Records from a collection
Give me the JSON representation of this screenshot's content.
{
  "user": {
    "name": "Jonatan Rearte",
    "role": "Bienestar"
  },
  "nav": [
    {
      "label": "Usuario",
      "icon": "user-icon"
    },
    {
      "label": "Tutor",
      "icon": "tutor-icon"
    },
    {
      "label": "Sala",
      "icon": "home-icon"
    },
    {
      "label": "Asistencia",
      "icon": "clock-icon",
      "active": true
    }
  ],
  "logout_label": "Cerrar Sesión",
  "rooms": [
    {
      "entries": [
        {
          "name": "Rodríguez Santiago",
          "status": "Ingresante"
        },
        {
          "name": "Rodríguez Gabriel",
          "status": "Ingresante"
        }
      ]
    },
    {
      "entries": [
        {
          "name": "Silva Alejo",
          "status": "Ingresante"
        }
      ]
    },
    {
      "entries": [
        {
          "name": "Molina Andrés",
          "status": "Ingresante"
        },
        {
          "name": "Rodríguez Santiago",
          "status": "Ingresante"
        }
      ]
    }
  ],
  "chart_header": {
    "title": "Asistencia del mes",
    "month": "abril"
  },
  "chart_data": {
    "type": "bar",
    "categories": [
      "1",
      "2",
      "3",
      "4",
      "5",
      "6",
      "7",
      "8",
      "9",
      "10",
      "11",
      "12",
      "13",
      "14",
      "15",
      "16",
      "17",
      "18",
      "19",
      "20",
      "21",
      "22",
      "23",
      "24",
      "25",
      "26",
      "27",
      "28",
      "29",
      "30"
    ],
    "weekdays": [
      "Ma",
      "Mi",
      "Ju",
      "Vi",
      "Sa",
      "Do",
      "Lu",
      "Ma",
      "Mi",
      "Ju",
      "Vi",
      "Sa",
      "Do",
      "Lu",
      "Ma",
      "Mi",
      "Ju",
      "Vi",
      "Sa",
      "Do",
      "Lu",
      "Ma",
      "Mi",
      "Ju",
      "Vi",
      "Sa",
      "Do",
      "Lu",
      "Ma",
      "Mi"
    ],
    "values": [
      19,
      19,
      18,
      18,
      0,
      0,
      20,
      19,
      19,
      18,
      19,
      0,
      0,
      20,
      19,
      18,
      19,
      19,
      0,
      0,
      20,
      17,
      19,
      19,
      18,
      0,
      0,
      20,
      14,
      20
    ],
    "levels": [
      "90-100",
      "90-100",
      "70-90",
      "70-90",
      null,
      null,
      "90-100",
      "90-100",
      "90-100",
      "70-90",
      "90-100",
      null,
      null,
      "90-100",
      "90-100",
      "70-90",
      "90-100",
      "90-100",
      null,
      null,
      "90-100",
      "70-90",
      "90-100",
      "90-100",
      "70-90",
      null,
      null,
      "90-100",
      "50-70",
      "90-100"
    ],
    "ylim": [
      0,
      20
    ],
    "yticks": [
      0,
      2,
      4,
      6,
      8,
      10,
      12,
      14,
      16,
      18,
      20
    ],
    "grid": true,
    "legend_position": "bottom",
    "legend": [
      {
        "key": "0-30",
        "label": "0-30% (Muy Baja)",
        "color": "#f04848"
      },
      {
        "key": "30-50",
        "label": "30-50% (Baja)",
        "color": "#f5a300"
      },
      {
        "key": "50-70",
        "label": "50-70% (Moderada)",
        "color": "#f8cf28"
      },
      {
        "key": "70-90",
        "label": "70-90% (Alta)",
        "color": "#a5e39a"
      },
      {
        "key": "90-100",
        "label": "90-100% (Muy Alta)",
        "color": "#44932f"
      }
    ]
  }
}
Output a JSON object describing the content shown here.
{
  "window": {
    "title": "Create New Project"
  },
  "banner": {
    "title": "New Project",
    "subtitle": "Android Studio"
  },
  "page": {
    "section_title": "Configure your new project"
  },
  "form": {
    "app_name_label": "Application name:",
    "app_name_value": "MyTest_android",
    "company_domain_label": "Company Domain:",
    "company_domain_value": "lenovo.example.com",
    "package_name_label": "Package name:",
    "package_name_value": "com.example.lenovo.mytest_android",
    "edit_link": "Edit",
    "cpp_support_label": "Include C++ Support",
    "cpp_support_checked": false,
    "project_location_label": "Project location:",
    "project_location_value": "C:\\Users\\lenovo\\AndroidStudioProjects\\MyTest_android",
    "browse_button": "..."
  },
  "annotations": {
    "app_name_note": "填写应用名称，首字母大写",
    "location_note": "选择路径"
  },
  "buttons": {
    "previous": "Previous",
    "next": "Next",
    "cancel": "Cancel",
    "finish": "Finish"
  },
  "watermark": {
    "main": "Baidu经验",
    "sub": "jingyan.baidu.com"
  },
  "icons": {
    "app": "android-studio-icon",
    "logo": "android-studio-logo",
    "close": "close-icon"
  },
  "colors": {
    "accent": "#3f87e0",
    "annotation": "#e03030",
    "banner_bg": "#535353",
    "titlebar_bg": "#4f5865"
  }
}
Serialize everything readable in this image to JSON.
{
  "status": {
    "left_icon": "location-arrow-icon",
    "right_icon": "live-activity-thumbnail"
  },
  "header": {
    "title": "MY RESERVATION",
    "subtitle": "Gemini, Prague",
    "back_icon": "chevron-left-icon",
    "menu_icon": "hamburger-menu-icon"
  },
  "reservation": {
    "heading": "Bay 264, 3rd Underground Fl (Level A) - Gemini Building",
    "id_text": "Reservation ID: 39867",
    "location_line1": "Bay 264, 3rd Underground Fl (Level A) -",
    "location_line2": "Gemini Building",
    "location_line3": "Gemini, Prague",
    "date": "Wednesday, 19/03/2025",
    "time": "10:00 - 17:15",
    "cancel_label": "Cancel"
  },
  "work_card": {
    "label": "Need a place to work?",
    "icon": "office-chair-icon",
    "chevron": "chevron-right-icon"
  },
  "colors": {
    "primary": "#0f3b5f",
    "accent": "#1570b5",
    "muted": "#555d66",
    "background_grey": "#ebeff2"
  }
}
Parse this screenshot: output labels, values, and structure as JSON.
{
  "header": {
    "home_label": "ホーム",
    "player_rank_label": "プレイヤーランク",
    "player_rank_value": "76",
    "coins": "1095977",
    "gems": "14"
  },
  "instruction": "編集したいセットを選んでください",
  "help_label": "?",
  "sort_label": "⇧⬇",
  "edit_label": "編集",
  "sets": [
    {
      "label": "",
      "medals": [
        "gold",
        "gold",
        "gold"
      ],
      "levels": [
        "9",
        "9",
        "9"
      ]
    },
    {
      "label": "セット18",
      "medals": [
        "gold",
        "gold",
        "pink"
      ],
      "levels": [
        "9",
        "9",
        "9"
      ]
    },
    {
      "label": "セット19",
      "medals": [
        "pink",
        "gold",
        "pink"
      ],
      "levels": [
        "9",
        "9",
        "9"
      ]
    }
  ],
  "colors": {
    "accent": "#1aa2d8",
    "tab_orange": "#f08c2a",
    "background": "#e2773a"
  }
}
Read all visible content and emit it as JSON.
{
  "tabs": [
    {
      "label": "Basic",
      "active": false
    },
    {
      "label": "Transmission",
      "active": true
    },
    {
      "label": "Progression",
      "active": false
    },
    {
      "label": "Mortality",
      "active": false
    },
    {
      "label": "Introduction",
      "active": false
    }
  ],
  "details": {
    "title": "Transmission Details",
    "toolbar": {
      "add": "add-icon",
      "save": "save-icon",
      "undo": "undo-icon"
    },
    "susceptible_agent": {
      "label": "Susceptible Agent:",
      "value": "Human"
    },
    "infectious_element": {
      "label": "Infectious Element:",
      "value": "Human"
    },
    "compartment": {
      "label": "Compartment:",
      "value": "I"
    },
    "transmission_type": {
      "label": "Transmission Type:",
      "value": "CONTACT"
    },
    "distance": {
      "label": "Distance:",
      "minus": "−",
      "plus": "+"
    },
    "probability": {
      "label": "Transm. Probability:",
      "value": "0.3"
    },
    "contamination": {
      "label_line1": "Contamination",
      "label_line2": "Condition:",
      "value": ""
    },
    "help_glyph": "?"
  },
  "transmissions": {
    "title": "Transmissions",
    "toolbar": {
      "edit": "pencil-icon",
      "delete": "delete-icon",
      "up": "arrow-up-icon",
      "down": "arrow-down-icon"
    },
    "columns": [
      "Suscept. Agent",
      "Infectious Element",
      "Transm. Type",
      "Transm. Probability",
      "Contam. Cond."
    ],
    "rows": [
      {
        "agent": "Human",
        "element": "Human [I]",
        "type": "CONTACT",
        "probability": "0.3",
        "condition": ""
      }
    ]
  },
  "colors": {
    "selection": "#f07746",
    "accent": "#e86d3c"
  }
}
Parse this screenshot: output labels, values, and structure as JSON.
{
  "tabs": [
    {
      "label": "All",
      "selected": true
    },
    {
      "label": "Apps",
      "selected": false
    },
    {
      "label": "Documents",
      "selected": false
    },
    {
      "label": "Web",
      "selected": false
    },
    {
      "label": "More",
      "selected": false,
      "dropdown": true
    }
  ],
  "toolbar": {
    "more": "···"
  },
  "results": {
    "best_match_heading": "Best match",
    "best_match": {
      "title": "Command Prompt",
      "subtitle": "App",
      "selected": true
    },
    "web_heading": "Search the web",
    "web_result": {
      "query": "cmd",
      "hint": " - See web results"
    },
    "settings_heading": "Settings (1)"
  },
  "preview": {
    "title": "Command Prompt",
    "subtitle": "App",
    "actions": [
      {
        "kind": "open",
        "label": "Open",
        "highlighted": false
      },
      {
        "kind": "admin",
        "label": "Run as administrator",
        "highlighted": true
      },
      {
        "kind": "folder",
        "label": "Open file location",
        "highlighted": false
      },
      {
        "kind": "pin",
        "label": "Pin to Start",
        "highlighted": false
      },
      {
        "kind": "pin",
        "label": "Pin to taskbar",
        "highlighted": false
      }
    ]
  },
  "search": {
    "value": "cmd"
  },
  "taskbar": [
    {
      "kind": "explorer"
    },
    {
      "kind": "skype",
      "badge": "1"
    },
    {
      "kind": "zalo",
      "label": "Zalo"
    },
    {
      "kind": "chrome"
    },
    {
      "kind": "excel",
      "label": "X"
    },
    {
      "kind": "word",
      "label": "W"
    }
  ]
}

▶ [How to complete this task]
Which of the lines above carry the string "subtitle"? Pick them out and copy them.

▶ [The answer]
    "subtitle": "Android Studio"
    "subtitle": "Gemini, Prague",
      "subtitle": "App",
    "subtitle": "App",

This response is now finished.